The Wong-Baker Faces Pain Rating Scale is quick and easy to use and has adequate psychometric properties. It is also inexpensive to reproduce. Its greatest strength is its wide acceptability, being preferred to all other faces pain scales by children of all ages, parents, and practitioners.

The major concern with the Wong-Baker Faces Pain Rating Scale is the confounding of emotion with pain intensity as represented in the faces. "Children who do not cry with intense pain, especially older boys, may be reluctant to pick the face scored 10 of 10 because it shows tears," the study authors write. "If there are concerns regarding potential for confounding of pain intensity with affect, or regarding the possibility of overestimation of pain scores for a particular study or purpose, then this scale may not be optimal. If these are not major issues and patient and staff acceptance are critical, then the Wong-Baker Faces Pain Rating Scale may be suitable."

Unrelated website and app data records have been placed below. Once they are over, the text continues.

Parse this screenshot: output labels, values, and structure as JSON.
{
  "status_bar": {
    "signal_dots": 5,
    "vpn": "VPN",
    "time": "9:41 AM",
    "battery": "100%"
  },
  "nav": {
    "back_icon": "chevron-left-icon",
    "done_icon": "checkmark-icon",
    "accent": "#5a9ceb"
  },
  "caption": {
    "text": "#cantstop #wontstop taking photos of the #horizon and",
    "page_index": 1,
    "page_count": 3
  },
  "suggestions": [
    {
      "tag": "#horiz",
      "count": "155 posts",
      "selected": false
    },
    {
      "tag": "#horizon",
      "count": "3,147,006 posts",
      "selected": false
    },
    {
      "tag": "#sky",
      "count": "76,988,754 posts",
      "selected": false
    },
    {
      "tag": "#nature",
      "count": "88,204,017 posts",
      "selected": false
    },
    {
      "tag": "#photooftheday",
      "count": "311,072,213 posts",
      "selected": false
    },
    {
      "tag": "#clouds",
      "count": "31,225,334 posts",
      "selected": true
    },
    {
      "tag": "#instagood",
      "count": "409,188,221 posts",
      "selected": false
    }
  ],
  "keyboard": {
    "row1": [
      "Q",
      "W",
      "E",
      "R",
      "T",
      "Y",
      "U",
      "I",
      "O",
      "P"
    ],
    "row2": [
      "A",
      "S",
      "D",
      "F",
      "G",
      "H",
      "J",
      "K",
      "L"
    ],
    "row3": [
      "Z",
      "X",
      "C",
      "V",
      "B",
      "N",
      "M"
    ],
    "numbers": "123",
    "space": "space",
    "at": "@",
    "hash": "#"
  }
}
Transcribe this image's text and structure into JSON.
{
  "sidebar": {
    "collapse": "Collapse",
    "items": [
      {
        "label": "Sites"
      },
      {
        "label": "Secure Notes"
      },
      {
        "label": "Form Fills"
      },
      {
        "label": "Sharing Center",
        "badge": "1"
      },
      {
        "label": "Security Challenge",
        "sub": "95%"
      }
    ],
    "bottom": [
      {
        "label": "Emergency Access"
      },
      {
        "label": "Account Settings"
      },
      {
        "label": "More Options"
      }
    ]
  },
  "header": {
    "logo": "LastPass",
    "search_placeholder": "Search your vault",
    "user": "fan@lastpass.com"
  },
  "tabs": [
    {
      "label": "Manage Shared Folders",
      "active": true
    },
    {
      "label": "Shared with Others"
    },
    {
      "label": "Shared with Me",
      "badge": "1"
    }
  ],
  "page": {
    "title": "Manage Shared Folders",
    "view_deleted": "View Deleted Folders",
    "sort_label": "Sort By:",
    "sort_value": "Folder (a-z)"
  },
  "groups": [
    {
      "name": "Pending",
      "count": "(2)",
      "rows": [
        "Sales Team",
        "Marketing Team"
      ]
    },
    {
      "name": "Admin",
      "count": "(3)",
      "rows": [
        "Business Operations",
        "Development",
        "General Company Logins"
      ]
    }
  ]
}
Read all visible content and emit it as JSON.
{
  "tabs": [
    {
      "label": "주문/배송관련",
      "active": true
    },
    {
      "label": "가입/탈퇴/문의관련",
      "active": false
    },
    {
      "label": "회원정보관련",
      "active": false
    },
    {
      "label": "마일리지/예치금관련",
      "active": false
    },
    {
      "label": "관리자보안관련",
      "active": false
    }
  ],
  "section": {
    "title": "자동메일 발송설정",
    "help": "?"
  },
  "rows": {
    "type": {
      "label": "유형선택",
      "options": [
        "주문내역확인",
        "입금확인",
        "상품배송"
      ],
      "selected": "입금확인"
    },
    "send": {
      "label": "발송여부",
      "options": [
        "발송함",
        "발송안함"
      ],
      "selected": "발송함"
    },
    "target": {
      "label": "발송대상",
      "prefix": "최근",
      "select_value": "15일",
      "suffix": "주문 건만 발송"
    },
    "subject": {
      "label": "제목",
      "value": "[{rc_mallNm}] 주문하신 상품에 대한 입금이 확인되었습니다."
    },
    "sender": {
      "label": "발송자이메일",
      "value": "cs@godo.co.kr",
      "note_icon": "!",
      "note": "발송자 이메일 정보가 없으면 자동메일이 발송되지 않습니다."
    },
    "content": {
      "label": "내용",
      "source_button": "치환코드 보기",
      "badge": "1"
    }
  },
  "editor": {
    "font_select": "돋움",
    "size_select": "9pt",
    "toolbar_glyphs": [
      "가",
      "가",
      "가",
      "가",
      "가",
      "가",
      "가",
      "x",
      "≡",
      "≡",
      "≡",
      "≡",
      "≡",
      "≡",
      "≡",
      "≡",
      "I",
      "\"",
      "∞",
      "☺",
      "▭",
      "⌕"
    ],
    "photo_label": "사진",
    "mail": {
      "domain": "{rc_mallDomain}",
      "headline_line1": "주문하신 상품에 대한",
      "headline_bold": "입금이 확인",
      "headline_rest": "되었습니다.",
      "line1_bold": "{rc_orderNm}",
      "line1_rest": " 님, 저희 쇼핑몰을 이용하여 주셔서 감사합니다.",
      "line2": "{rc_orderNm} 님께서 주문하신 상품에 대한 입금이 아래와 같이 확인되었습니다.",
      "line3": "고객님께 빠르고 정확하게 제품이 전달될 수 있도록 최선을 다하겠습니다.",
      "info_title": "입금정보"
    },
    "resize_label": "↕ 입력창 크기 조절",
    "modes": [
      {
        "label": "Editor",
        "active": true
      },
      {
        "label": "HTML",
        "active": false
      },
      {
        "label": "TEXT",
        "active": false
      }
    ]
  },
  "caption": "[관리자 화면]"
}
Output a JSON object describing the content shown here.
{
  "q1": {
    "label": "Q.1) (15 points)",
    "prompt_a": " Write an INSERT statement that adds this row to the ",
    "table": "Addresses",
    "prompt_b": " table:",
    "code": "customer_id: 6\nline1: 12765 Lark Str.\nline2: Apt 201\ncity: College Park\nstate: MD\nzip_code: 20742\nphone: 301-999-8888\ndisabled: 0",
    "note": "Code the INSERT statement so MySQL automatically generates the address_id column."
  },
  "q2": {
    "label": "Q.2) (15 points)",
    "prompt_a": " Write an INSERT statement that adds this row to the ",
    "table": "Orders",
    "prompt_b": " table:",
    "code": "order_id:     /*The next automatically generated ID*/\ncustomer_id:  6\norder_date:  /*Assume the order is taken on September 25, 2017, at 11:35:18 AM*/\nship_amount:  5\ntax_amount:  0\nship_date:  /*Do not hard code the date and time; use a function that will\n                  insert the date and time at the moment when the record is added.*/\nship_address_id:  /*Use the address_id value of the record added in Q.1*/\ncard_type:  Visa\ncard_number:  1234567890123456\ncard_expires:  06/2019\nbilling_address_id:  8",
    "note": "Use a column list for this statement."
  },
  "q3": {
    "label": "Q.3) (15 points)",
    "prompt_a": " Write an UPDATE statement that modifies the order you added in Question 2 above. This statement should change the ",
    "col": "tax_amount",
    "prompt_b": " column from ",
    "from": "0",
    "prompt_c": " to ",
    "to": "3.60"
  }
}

There is no reason to change from one scale to another in settings where one is currently in use because such a change may be disruptive and costly. However, when no faces scale has been adopted, the Faces Pain Scale-Revised scale is recommended for use in multicenter clinical trials in which standardized methods to assess pain are critical.

Self-report measures of pain intensity in younger children 3 to 5 years old and in older children with mild development delay need further research, they add.

"Research should continue, not on developing new scales for older children (because there are already so many), but on studying the use of existing scales in various clinical situations, in a consistent manner, and including disease-related or chronic pain, which have received minimal comparative self-report pain-scale testing to date," the study authors conclude.

The study authors have disclosed no relevant financial relationships.

Pediatrics. Published online October 4, 2010.


Comments on Medscape are moderated and should be professional in tone and on topic. You must declare any conflicts of interest related to your comments and responses. Please see our Commenting Guide for further information. We reserve the right to remove posts at our sole discretion.
Post as: